[What the task requires] The full listing, start to finish: write it out again exactly.

[Given entries]
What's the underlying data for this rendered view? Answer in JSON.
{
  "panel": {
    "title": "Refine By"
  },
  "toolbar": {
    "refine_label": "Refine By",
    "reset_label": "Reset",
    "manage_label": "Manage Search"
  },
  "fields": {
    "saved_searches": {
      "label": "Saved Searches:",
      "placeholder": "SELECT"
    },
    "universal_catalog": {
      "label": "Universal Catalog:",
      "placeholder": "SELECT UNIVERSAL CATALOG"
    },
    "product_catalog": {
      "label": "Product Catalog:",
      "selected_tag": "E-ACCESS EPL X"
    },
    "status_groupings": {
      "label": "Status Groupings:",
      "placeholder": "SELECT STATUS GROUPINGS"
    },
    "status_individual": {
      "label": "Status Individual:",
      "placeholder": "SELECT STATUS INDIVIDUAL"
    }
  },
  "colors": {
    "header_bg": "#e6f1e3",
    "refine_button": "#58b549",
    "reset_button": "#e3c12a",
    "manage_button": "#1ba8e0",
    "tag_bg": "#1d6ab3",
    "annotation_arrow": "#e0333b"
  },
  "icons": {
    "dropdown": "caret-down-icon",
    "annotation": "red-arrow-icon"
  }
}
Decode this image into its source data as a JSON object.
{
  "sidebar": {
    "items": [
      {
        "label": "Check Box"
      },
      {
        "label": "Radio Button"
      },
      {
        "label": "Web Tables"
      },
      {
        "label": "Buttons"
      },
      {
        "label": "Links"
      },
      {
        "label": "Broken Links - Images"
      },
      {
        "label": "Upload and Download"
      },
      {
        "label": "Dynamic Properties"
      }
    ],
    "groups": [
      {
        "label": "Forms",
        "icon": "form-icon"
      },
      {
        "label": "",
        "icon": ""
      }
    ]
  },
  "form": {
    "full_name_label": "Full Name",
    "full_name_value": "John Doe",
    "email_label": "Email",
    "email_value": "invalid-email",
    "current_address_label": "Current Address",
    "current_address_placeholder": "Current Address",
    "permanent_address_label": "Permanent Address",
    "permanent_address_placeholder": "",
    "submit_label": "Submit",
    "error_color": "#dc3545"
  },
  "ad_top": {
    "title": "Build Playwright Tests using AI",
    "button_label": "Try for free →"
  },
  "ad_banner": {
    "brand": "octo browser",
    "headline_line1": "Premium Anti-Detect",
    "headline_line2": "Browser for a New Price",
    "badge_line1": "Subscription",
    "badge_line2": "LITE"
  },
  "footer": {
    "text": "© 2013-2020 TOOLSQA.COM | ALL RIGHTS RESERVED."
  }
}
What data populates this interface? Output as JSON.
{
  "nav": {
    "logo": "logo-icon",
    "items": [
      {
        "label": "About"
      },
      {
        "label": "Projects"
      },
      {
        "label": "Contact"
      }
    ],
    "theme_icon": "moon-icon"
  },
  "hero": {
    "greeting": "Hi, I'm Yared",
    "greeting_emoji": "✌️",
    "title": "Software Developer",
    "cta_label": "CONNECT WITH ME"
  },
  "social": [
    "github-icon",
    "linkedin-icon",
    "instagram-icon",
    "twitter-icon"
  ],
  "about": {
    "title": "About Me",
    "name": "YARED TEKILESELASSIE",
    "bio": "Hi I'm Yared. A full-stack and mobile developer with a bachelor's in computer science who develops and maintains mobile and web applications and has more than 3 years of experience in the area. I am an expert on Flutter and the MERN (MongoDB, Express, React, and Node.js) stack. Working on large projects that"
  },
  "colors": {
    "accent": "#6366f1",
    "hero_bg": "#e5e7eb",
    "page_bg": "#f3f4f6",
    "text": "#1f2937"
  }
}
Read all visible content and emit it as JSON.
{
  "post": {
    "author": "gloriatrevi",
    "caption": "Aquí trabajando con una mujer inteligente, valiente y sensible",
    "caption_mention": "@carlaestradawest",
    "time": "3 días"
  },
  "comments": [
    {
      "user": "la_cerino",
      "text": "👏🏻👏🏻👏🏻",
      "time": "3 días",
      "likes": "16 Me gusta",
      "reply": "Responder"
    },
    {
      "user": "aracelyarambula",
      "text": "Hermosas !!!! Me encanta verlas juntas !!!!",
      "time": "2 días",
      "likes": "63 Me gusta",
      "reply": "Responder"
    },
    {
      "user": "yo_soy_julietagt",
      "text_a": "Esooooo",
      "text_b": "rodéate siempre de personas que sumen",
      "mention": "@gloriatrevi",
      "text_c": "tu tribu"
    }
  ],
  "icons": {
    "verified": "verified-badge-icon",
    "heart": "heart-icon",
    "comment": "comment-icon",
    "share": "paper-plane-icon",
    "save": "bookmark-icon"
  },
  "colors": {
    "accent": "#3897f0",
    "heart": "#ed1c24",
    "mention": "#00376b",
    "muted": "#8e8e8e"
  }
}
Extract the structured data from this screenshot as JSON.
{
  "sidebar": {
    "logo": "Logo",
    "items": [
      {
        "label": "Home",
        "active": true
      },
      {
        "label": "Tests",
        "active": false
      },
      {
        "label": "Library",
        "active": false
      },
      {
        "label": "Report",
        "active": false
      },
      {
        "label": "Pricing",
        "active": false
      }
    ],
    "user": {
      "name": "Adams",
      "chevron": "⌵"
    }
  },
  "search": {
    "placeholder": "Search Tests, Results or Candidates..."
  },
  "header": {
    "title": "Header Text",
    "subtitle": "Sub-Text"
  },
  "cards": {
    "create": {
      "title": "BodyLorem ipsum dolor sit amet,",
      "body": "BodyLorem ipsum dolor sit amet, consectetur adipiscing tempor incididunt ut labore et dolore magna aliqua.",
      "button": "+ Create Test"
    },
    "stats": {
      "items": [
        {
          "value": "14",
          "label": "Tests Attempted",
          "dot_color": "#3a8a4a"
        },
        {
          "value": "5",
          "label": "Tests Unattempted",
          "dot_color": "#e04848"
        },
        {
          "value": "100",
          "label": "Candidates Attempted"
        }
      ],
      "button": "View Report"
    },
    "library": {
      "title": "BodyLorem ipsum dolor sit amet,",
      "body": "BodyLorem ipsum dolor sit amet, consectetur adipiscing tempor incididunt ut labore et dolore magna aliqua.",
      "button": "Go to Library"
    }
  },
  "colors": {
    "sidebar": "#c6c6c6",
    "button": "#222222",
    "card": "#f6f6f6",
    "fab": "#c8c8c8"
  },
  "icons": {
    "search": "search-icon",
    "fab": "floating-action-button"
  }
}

[Result for this exercise]
What's the underlying data for this rendered view? Answer in JSON.
{
  "panel": {
    "title": "Refine By"
  },
  "toolbar": {
    "refine_label": "Refine By",
    "reset_label": "Reset",
    "manage_label": "Manage Search"
  },
  "fields": {
    "saved_searches": {
      "label": "Saved Searches:",
      "placeholder": "SELECT"
    },
    "universal_catalog": {
      "label": "Universal Catalog:",
      "placeholder": "SELECT UNIVERSAL CATALOG"
    },
    "product_catalog": {
      "label": "Product Catalog:",
      "selected_tag": "E-ACCESS EPL X"
    },
    "status_groupings": {
      "label": "Status Groupings:",
      "placeholder": "SELECT STATUS GROUPINGS"
    },
    "status_individual": {
      "label": "Status Individual:",
      "placeholder": "SELECT STATUS INDIVIDUAL"
    }
  },
  "colors": {
    "header_bg": "#e6f1e3",
    "refine_button": "#58b549",
    "reset_button": "#e3c12a",
    "manage_button": "#1ba8e0",
    "tag_bg": "#1d6ab3",
    "annotation_arrow": "#e0333b"
  },
  "icons": {
    "dropdown": "caret-down-icon",
    "annotation": "red-arrow-icon"
  }
}
Decode this image into its source data as a JSON object.
{
  "sidebar": {
    "items": [
      {
        "label": "Check Box"
      },
      {
        "label": "Radio Button"
      },
      {
        "label": "Web Tables"
      },
      {
        "label": "Buttons"
      },
      {
        "label": "Links"
      },
      {
        "label": "Broken Links - Images"
      },
      {
        "label": "Upload and Download"
      },
      {
        "label": "Dynamic Properties"
      }
    ],
    "groups": [
      {
        "label": "Forms",
        "icon": "form-icon"
      },
      {
        "label": "",
        "icon": ""
      }
    ]
  },
  "form": {
    "full_name_label": "Full Name",
    "full_name_value": "John Doe",
    "email_label": "Email",
    "email_value": "invalid-email",
    "current_address_label": "Current Address",
    "current_address_placeholder": "Current Address",
    "permanent_address_label": "Permanent Address",
    "permanent_address_placeholder": "",
    "submit_label": "Submit",
    "error_color": "#dc3545"
  },
  "ad_top": {
    "title": "Build Playwright Tests using AI",
    "button_label": "Try for free →"
  },
  "ad_banner": {
    "brand": "octo browser",
    "headline_line1": "Premium Anti-Detect",
    "headline_line2": "Browser for a New Price",
    "badge_line1": "Subscription",
    "badge_line2": "LITE"
  },
  "footer": {
    "text": "© 2013-2020 TOOLSQA.COM | ALL RIGHTS RESERVED."
  }
}
What data populates this interface? Output as JSON.
{
  "nav": {
    "logo": "logo-icon",
    "items": [
      {
        "label": "About"
      },
      {
        "label": "Projects"
      },
      {
        "label": "Contact"
      }
    ],
    "theme_icon": "moon-icon"
  },
  "hero": {
    "greeting": "Hi, I'm Yared",
    "greeting_emoji": "✌️",
    "title": "Software Developer",
    "cta_label": "CONNECT WITH ME"
  },
  "social": [
    "github-icon",
    "linkedin-icon",
    "instagram-icon",
    "twitter-icon"
  ],
  "about": {
    "title": "About Me",
    "name": "YARED TEKILESELASSIE",
    "bio": "Hi I'm Yared. A full-stack and mobile developer with a bachelor's in computer science who develops and maintains mobile and web applications and has more than 3 years of experience in the area. I am an expert on Flutter and the MERN (MongoDB, Express, React, and Node.js) stack. Working on large projects that"
  },
  "colors": {
    "accent": "#6366f1",
    "hero_bg": "#e5e7eb",
    "page_bg": "#f3f4f6",
    "text": "#1f2937"
  }
}
Read all visible content and emit it as JSON.
{
  "post": {
    "author": "gloriatrevi",
    "caption": "Aquí trabajando con una mujer inteligente, valiente y sensible",
    "caption_mention": "@carlaestradawest",
    "time": "3 días"
  },
  "comments": [
    {
      "user": "la_cerino",
      "text": "👏🏻👏🏻👏🏻",
      "time": "3 días",
      "likes": "16 Me gusta",
      "reply": "Responder"
    },
    {
      "user": "aracelyarambula",
      "text": "Hermosas !!!! Me encanta verlas juntas !!!!",
      "time": "2 días",
      "likes": "63 Me gusta",
      "reply": "Responder"
    },
    {
      "user": "yo_soy_julietagt",
      "text_a": "Esooooo",
      "text_b": "rodéate siempre de personas que sumen",
      "mention": "@gloriatrevi",
      "text_c": "tu tribu"
    }
  ],
  "icons": {
    "verified": "verified-badge-icon",
    "heart": "heart-icon",
    "comment": "comment-icon",
    "share": "paper-plane-icon",
    "save": "bookmark-icon"
  },
  "colors": {
    "accent": "#3897f0",
    "heart": "#ed1c24",
    "mention": "#00376b",
    "muted": "#8e8e8e"
  }
}
Extract the structured data from this screenshot as JSON.
{
  "sidebar": {
    "logo": "Logo",
    "items": [
      {
        "label": "Home",
        "active": true
      },
      {
        "label": "Tests",
        "active": false
      },
      {
        "label": "Library",
        "active": false
      },
      {
        "label": "Report",
        "active": false
      },
      {
        "label": "Pricing",
        "active": false
      }
    ],
    "user": {
      "name": "Adams",
      "chevron": "⌵"
    }
  },
  "search": {
    "placeholder": "Search Tests, Results or Candidates..."
  },
  "header": {
    "title": "Header Text",
    "subtitle": "Sub-Text"
  },
  "cards": {
    "create": {
      "title": "BodyLorem ipsum dolor sit amet,",
      "body": "BodyLorem ipsum dolor sit amet, consectetur adipiscing tempor incididunt ut labore et dolore magna aliqua.",
      "button": "+ Create Test"
    },
    "stats": {
      "items": [
        {
          "value": "14",
          "label": "Tests Attempted",
          "dot_color": "#3a8a4a"
        },
        {
          "value": "5",
          "label": "Tests Unattempted",
          "dot_color": "#e04848"
        },
        {
          "value": "100",
          "label": "Candidates Attempted"
        }
      ],
      "button": "View Report"
    },
    "library": {
      "title": "BodyLorem ipsum dolor sit amet,",
      "body": "BodyLorem ipsum dolor sit amet, consectetur adipiscing tempor incididunt ut labore et dolore magna aliqua.",
      "button": "Go to Library"
    }
  },
  "colors": {
    "sidebar": "#c6c6c6",
    "button": "#222222",
    "card": "#f6f6f6",
    "fab": "#c8c8c8"
  },
  "icons": {
    "search": "search-icon",
    "fab": "floating-action-button"
  }
}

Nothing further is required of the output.